== DATA SHOWN ==

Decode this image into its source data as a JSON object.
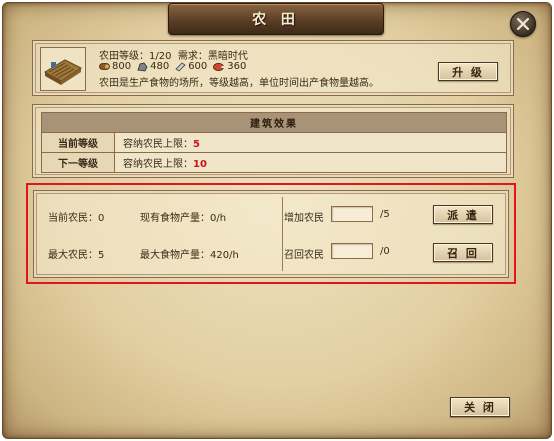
{
  "window": {
    "title": "农 田"
  },
  "building": {
    "level_text": "农田等级：1/20",
    "requirement_text": "需求：黑暗时代",
    "resources": [
      {
        "icon": "wood-log-icon",
        "amount": "800"
      },
      {
        "icon": "stone-icon",
        "amount": "480"
      },
      {
        "icon": "iron-icon",
        "amount": "600"
      },
      {
        "icon": "meat-icon",
        "amount": "360"
      }
    ],
    "description": "农田是生产食物的场所，等级越高，单位时间出产食物量越高。",
    "upgrade_label": "升 级"
  },
  "effects": {
    "header": "建筑效果",
    "rows": [
      {
        "label": "当前等级",
        "text": "容纳农民上限：",
        "value": "5"
      },
      {
        "label": "下一等级",
        "text": "容纳农民上限：",
        "value": "10"
      }
    ]
  },
  "workers": {
    "current_farmers": "当前农民：0",
    "current_food": "现有食物产量：0/h",
    "max_farmers": "最大农民：5",
    "max_food": "最大食物产量：420/h",
    "add_label": "增加农民",
    "add_value": "",
    "add_limit": "/5",
    "recall_label": "召回农民",
    "recall_value": "",
    "recall_limit": "/0",
    "dispatch_button": "派 遣",
    "recall_button": "召 回"
  },
  "footer": {
    "close_button": "关 闭"
  },
  "colors": {
    "highlight_border": "#e4141e",
    "value_red": "#c8141a"
  }
}
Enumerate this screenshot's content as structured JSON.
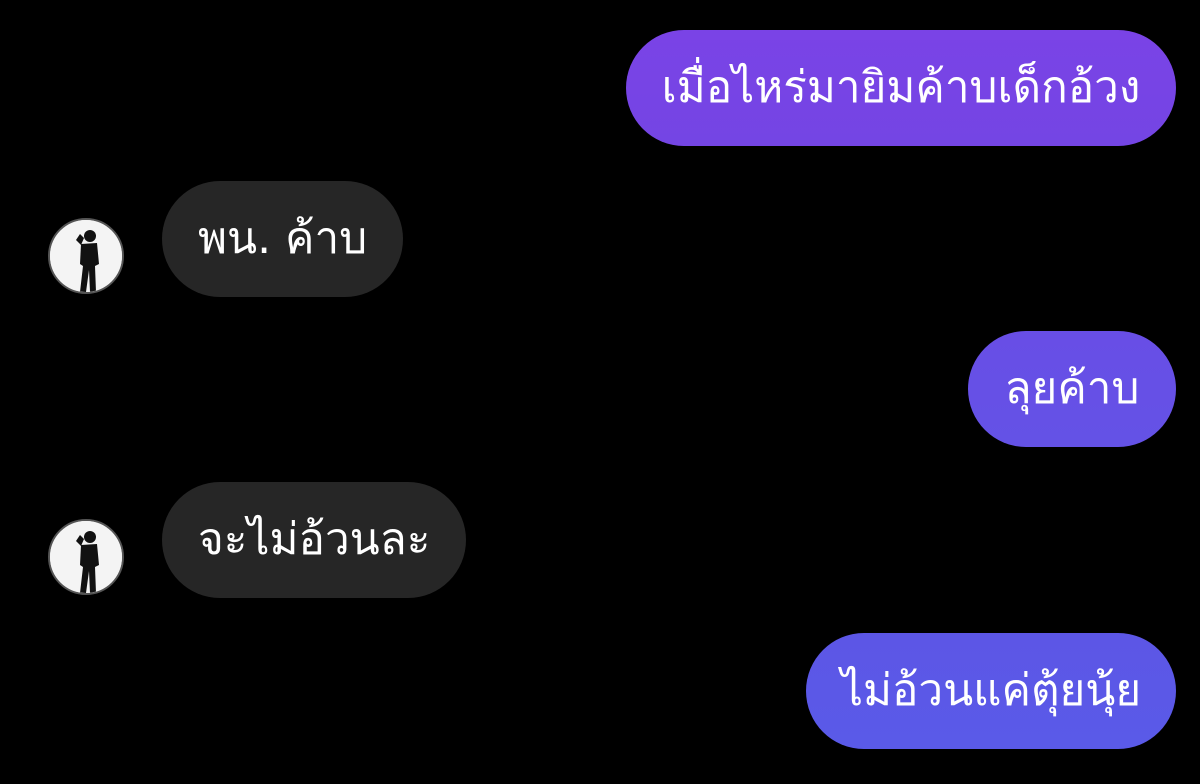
{
  "colors": {
    "background": "#000000",
    "received_bubble": "#262626",
    "sent_gradient_top": "#7a45e6",
    "sent_gradient_bottom": "#5b5de8",
    "text": "#ffffff"
  },
  "messages": [
    {
      "direction": "sent",
      "text": "เมื่อไหร่มายิมค้าบเด็กอ้วง"
    },
    {
      "direction": "received",
      "text": "พน. ค้าบ",
      "avatar_icon": "profile-avatar-icon"
    },
    {
      "direction": "sent",
      "text": "ลุยค้าบ"
    },
    {
      "direction": "received",
      "text": "จะไม่อ้วนละ",
      "avatar_icon": "profile-avatar-icon"
    },
    {
      "direction": "sent",
      "text": "ไม่อ้วนแค่ตุ้ยนุ้ย"
    }
  ]
}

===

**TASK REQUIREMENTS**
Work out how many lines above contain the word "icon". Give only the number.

**SOLUTION FOR THIS TASK**
6